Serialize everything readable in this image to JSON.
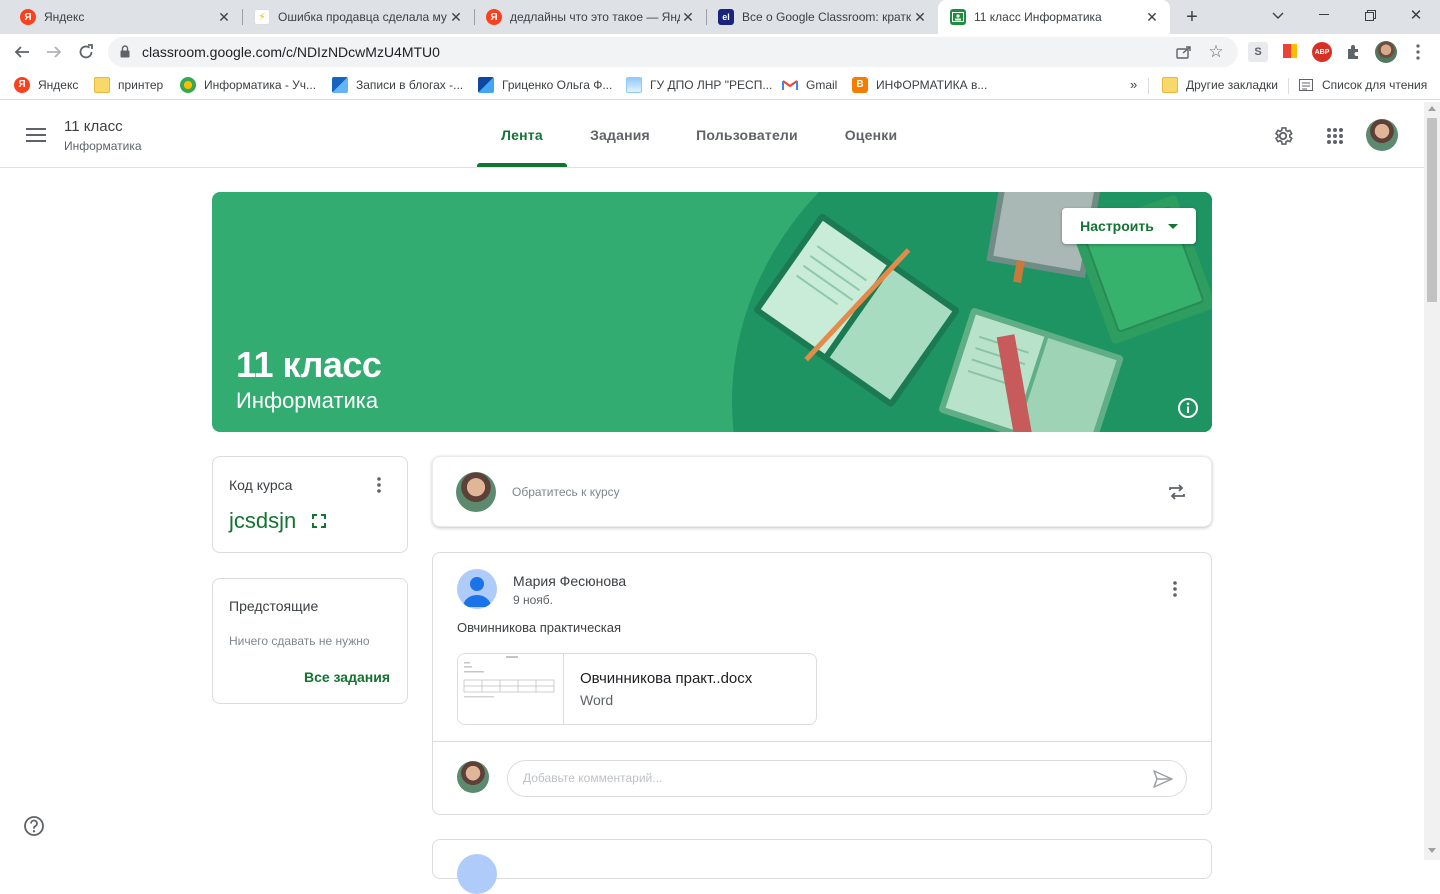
{
  "browser": {
    "tabs": [
      {
        "title": "Яндекс",
        "favicon": "yandex-icon",
        "color": "#fc3f1d"
      },
      {
        "title": "Ошибка продавца сделала му",
        "favicon": "zen-icon",
        "color": "#f5b400"
      },
      {
        "title": "дедлайны что это такое — Янд",
        "favicon": "yandex-icon",
        "color": "#fc3f1d"
      },
      {
        "title": "Все о Google Classroom: кратк",
        "favicon": "el-icon",
        "color": "#1a237e"
      },
      {
        "title": "11 класс Информатика",
        "favicon": "classroom-icon",
        "color": "#1e8e3e"
      }
    ],
    "url": "classroom.google.com/c/NDIzNDcwMzU4MTU0",
    "bookmarks": [
      "Яндекс",
      "принтер",
      "Информатика - Уч...",
      "Записи в блогах -...",
      "Гриценко Ольга Ф...",
      "ГУ ДПО ЛНР \"РЕСП...",
      "Gmail",
      "ИНФОРМАТИКА в..."
    ],
    "other_bookmarks": "Другие закладки",
    "reading_list": "Список для чтения",
    "overflow": "»",
    "extension_badge": "ABP"
  },
  "header": {
    "course_title": "11 класс",
    "course_subtitle": "Информатика",
    "tabs": [
      "Лента",
      "Задания",
      "Пользователи",
      "Оценки"
    ],
    "active_tab": 0
  },
  "banner": {
    "title": "11 класс",
    "subtitle": "Информатика",
    "customize_label": "Настроить",
    "color": "#33ac71"
  },
  "course_code": {
    "label": "Код курса",
    "code": "jcsdsjn"
  },
  "upcoming": {
    "title": "Предстоящие",
    "empty_text": "Ничего сдавать не нужно",
    "link": "Все задания"
  },
  "announce": {
    "placeholder": "Обратитесь к курсу"
  },
  "post": {
    "author": "Мария Фесюнова",
    "date": "9 нояб.",
    "text": "Овчинникова практическая",
    "attachment_name": "Овчинникова практ..docx",
    "attachment_type": "Word",
    "comment_placeholder": "Добавьте комментарий..."
  },
  "colors": {
    "accent": "#137333",
    "banner": "#33ac71"
  }
}
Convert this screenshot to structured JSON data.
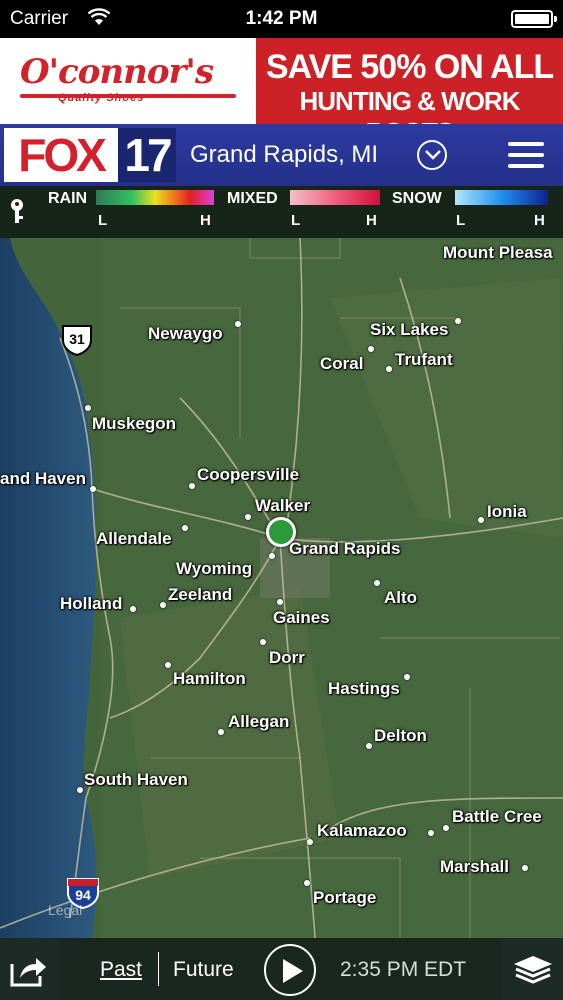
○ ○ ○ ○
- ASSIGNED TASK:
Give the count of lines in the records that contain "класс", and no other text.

- SOLVED PROBLEM:
3